►

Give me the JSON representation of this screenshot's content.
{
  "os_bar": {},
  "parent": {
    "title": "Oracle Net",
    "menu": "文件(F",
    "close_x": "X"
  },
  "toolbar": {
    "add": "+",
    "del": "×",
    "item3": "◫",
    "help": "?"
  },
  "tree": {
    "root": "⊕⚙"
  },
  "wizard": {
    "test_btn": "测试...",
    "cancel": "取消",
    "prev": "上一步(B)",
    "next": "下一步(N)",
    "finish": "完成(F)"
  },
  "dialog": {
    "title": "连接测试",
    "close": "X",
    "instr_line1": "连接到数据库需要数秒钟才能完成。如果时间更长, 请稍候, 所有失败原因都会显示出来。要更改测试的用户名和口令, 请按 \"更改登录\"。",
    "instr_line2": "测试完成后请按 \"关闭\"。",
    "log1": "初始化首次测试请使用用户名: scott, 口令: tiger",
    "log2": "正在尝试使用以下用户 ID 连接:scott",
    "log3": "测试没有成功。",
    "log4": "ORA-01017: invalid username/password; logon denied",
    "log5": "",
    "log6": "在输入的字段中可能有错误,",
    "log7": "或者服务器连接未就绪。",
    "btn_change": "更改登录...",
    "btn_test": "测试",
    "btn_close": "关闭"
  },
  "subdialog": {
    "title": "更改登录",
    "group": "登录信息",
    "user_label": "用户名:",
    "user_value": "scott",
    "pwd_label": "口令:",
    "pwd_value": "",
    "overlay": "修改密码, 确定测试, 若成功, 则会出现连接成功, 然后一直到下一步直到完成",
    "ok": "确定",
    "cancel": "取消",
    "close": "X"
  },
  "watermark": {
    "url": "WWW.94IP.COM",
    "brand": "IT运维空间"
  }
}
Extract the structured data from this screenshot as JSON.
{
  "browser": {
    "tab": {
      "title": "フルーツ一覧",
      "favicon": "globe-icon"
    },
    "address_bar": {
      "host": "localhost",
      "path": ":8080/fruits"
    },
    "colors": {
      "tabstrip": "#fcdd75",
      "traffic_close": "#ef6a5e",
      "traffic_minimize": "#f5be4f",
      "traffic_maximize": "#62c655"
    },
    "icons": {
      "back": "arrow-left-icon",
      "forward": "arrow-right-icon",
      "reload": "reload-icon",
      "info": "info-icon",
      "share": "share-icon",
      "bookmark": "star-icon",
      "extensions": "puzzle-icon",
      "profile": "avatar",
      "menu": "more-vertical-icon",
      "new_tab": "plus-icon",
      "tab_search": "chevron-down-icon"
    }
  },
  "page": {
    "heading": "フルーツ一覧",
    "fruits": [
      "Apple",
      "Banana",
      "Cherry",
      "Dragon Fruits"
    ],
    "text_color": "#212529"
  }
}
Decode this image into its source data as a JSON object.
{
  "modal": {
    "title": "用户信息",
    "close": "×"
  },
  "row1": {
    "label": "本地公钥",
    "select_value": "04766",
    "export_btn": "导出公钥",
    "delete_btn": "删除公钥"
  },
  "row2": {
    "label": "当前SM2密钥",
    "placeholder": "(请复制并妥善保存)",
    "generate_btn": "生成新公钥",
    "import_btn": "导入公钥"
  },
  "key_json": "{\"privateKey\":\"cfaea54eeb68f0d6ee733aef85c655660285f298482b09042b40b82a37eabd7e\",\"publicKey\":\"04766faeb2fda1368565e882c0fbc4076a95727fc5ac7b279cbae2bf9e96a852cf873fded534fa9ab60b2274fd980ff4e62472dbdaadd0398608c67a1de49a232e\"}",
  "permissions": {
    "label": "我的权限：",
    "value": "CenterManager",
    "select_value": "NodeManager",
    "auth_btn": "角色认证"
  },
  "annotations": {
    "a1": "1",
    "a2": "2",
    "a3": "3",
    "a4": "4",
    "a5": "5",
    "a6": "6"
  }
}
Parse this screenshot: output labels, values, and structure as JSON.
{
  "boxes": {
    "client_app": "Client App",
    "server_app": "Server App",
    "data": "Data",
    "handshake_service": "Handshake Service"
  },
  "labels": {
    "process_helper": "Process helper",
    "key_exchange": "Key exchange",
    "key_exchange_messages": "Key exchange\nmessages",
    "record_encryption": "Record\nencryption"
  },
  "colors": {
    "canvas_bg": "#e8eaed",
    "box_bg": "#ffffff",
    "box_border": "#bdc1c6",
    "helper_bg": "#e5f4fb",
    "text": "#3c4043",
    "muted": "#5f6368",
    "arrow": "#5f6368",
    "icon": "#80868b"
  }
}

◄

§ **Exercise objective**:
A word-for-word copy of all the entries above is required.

§ **Written answer**:
Give me the JSON representation of this screenshot's content.
{
  "os_bar": {},
  "parent": {
    "title": "Oracle Net",
    "menu": "文件(F",
    "close_x": "X"
  },
  "toolbar": {
    "add": "+",
    "del": "×",
    "item3": "◫",
    "help": "?"
  },
  "tree": {
    "root": "⊕⚙"
  },
  "wizard": {
    "test_btn": "测试...",
    "cancel": "取消",
    "prev": "上一步(B)",
    "next": "下一步(N)",
    "finish": "完成(F)"
  },
  "dialog": {
    "title": "连接测试",
    "close": "X",
    "instr_line1": "连接到数据库需要数秒钟才能完成。如果时间更长, 请稍候, 所有失败原因都会显示出来。要更改测试的用户名和口令, 请按 \"更改登录\"。",
    "instr_line2": "测试完成后请按 \"关闭\"。",
    "log1": "初始化首次测试请使用用户名: scott, 口令: tiger",
    "log2": "正在尝试使用以下用户 ID 连接:scott",
    "log3": "测试没有成功。",
    "log4": "ORA-01017: invalid username/password; logon denied",
    "log5": "",
    "log6": "在输入的字段中可能有错误,",
    "log7": "或者服务器连接未就绪。",
    "btn_change": "更改登录...",
    "btn_test": "测试",
    "btn_close": "关闭"
  },
  "subdialog": {
    "title": "更改登录",
    "group": "登录信息",
    "user_label": "用户名:",
    "user_value": "scott",
    "pwd_label": "口令:",
    "pwd_value": "",
    "overlay": "修改密码, 确定测试, 若成功, 则会出现连接成功, 然后一直到下一步直到完成",
    "ok": "确定",
    "cancel": "取消",
    "close": "X"
  },
  "watermark": {
    "url": "WWW.94IP.COM",
    "brand": "IT运维空间"
  }
}
Extract the structured data from this screenshot as JSON.
{
  "browser": {
    "tab": {
      "title": "フルーツ一覧",
      "favicon": "globe-icon"
    },
    "address_bar": {
      "host": "localhost",
      "path": ":8080/fruits"
    },
    "colors": {
      "tabstrip": "#fcdd75",
      "traffic_close": "#ef6a5e",
      "traffic_minimize": "#f5be4f",
      "traffic_maximize": "#62c655"
    },
    "icons": {
      "back": "arrow-left-icon",
      "forward": "arrow-right-icon",
      "reload": "reload-icon",
      "info": "info-icon",
      "share": "share-icon",
      "bookmark": "star-icon",
      "extensions": "puzzle-icon",
      "profile": "avatar",
      "menu": "more-vertical-icon",
      "new_tab": "plus-icon",
      "tab_search": "chevron-down-icon"
    }
  },
  "page": {
    "heading": "フルーツ一覧",
    "fruits": [
      "Apple",
      "Banana",
      "Cherry",
      "Dragon Fruits"
    ],
    "text_color": "#212529"
  }
}
Decode this image into its source data as a JSON object.
{
  "modal": {
    "title": "用户信息",
    "close": "×"
  },
  "row1": {
    "label": "本地公钥",
    "select_value": "04766",
    "export_btn": "导出公钥",
    "delete_btn": "删除公钥"
  },
  "row2": {
    "label": "当前SM2密钥",
    "placeholder": "(请复制并妥善保存)",
    "generate_btn": "生成新公钥",
    "import_btn": "导入公钥"
  },
  "key_json": "{\"privateKey\":\"cfaea54eeb68f0d6ee733aef85c655660285f298482b09042b40b82a37eabd7e\",\"publicKey\":\"04766faeb2fda1368565e882c0fbc4076a95727fc5ac7b279cbae2bf9e96a852cf873fded534fa9ab60b2274fd980ff4e62472dbdaadd0398608c67a1de49a232e\"}",
  "permissions": {
    "label": "我的权限：",
    "value": "CenterManager",
    "select_value": "NodeManager",
    "auth_btn": "角色认证"
  },
  "annotations": {
    "a1": "1",
    "a2": "2",
    "a3": "3",
    "a4": "4",
    "a5": "5",
    "a6": "6"
  }
}
Parse this screenshot: output labels, values, and structure as JSON.
{
  "boxes": {
    "client_app": "Client App",
    "server_app": "Server App",
    "data": "Data",
    "handshake_service": "Handshake Service"
  },
  "labels": {
    "process_helper": "Process helper",
    "key_exchange": "Key exchange",
    "key_exchange_messages": "Key exchange\nmessages",
    "record_encryption": "Record\nencryption"
  },
  "colors": {
    "canvas_bg": "#e8eaed",
    "box_bg": "#ffffff",
    "box_border": "#bdc1c6",
    "helper_bg": "#e5f4fb",
    "text": "#3c4043",
    "muted": "#5f6368",
    "arrow": "#5f6368",
    "icon": "#80868b"
  }
}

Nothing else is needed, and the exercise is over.